● **PROBLEM REQUIREMENTS**: The required answer is the count of lines in the records that contain "title", with no other text.

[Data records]
BEGIN

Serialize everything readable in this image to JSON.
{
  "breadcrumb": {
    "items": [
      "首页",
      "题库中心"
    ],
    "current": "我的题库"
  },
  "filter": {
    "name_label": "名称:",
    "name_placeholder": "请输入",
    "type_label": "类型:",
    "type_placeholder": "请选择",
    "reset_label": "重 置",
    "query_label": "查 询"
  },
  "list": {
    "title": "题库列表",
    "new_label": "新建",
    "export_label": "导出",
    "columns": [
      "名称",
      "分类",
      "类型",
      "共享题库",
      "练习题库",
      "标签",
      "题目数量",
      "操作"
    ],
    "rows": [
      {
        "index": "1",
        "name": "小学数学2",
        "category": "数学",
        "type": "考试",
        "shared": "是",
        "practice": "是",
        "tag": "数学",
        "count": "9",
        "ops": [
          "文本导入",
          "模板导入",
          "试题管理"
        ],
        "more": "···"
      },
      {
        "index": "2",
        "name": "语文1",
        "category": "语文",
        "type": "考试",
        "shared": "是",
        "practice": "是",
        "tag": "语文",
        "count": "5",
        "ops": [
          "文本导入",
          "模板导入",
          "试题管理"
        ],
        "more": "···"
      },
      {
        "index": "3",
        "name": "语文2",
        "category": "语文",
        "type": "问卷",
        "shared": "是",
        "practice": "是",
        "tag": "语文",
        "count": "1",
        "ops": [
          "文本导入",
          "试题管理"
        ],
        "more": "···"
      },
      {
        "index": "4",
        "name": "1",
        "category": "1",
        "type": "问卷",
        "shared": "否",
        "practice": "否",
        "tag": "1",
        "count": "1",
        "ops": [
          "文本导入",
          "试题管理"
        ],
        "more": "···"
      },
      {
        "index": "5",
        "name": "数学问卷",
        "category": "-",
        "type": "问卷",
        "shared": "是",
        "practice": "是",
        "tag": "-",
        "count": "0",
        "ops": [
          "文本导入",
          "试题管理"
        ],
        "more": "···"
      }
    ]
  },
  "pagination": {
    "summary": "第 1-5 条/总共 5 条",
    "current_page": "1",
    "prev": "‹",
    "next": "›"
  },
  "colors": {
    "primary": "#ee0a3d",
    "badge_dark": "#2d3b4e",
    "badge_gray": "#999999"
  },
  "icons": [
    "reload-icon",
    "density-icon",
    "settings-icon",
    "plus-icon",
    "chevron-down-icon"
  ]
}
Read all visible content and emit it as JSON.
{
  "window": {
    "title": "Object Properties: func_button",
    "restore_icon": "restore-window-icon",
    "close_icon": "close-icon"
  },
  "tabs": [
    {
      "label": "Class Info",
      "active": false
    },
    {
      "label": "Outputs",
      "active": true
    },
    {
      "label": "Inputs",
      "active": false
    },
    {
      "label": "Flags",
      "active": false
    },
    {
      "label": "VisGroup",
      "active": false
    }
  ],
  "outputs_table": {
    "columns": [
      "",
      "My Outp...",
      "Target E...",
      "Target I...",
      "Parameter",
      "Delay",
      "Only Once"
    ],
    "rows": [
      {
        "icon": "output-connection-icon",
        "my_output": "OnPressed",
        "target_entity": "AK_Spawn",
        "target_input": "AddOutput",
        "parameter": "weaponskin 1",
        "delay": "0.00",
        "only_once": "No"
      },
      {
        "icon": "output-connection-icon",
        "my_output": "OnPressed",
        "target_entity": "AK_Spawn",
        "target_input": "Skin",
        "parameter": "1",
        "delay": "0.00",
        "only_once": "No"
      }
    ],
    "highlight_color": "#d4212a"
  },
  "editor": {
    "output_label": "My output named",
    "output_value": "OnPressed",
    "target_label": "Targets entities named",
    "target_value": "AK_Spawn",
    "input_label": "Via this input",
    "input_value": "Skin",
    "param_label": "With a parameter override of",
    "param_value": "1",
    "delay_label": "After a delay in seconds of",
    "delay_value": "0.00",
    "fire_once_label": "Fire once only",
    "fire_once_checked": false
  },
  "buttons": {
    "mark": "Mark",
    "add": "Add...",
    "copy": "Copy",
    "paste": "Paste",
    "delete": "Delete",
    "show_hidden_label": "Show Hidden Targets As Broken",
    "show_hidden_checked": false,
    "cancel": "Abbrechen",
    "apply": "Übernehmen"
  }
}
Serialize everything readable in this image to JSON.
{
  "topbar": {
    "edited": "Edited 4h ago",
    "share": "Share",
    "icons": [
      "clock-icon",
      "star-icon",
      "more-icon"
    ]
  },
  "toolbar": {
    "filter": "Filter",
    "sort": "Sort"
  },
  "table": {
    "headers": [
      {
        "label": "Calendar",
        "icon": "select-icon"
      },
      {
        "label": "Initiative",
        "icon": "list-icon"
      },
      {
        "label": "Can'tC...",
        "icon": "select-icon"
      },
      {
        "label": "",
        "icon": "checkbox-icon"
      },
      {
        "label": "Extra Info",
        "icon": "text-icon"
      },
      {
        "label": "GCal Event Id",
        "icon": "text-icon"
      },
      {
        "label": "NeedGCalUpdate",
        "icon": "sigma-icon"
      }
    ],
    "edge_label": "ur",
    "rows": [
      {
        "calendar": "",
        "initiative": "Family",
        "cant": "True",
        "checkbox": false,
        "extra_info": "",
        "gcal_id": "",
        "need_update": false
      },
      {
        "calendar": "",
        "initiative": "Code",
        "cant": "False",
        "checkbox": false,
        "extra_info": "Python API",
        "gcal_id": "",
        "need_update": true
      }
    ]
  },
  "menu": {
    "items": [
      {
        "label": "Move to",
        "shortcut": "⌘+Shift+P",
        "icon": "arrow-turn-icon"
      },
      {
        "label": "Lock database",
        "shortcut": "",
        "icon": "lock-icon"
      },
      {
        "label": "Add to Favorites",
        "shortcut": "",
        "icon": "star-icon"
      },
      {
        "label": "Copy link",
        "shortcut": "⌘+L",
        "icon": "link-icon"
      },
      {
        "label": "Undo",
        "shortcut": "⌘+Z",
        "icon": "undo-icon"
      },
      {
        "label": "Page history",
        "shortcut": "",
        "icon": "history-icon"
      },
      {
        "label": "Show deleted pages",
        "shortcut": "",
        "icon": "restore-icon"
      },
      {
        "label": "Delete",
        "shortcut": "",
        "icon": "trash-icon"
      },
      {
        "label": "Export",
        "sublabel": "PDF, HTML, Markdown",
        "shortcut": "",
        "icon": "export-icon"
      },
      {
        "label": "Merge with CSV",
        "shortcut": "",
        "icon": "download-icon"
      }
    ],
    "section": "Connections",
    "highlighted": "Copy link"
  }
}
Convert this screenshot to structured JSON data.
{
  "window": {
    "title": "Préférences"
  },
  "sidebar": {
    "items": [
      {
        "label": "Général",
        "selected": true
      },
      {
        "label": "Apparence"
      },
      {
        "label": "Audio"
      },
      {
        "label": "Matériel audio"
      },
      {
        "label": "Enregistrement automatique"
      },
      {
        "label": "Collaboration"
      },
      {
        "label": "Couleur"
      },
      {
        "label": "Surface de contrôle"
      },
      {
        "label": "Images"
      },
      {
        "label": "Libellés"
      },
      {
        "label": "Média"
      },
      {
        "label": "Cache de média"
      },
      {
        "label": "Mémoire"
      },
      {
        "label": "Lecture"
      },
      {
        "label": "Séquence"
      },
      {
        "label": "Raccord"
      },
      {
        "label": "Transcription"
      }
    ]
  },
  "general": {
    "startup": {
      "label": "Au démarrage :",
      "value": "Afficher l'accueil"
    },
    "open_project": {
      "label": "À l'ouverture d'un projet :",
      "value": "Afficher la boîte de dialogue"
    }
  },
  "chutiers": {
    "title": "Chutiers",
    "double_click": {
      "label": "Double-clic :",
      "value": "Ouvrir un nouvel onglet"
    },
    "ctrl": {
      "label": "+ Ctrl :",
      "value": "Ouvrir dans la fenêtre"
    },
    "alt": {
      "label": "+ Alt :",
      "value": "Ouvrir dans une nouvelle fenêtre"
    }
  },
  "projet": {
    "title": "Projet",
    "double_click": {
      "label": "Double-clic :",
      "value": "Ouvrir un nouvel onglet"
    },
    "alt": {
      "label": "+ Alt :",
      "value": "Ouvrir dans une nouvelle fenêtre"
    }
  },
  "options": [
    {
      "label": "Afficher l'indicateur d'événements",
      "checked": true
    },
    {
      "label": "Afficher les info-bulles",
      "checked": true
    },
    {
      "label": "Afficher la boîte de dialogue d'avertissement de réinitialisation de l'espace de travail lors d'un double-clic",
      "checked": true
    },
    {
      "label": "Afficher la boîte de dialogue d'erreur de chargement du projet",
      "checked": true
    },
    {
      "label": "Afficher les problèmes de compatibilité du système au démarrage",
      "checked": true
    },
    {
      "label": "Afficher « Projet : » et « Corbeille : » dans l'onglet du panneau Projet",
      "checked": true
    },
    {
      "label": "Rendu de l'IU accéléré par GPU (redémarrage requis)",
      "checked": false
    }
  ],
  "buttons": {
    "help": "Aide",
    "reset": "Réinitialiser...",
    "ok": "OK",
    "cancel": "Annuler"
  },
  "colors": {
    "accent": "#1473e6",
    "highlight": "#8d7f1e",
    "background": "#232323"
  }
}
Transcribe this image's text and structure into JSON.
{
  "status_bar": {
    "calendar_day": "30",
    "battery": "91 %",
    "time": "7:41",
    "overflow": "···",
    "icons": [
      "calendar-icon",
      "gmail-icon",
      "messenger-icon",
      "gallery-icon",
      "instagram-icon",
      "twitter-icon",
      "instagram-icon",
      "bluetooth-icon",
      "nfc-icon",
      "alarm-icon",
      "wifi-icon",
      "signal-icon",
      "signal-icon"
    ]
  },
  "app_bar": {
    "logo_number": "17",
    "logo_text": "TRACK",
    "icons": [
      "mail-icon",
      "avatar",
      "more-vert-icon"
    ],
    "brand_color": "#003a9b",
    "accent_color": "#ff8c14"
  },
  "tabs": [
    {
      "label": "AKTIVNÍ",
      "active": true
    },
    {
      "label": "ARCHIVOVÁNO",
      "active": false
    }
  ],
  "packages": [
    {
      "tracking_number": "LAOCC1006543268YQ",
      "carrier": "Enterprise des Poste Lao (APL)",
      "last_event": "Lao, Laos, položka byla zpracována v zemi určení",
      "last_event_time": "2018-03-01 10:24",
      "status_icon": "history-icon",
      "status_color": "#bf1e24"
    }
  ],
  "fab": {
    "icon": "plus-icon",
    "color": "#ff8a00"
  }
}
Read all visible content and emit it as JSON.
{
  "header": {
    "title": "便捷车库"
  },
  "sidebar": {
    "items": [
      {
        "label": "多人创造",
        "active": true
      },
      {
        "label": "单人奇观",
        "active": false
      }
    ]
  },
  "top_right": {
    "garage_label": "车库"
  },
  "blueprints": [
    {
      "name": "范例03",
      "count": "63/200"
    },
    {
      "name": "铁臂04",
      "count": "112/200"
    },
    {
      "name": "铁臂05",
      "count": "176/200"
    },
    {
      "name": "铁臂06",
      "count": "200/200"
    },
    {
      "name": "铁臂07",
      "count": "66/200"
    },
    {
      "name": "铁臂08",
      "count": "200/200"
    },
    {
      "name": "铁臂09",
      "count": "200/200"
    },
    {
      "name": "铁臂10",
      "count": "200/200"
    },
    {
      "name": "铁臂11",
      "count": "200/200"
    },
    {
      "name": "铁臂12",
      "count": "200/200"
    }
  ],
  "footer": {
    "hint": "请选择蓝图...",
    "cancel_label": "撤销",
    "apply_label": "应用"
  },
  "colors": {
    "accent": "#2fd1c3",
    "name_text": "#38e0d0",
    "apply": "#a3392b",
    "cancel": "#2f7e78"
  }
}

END

● **RESPONSE TO THIS TASK**: 6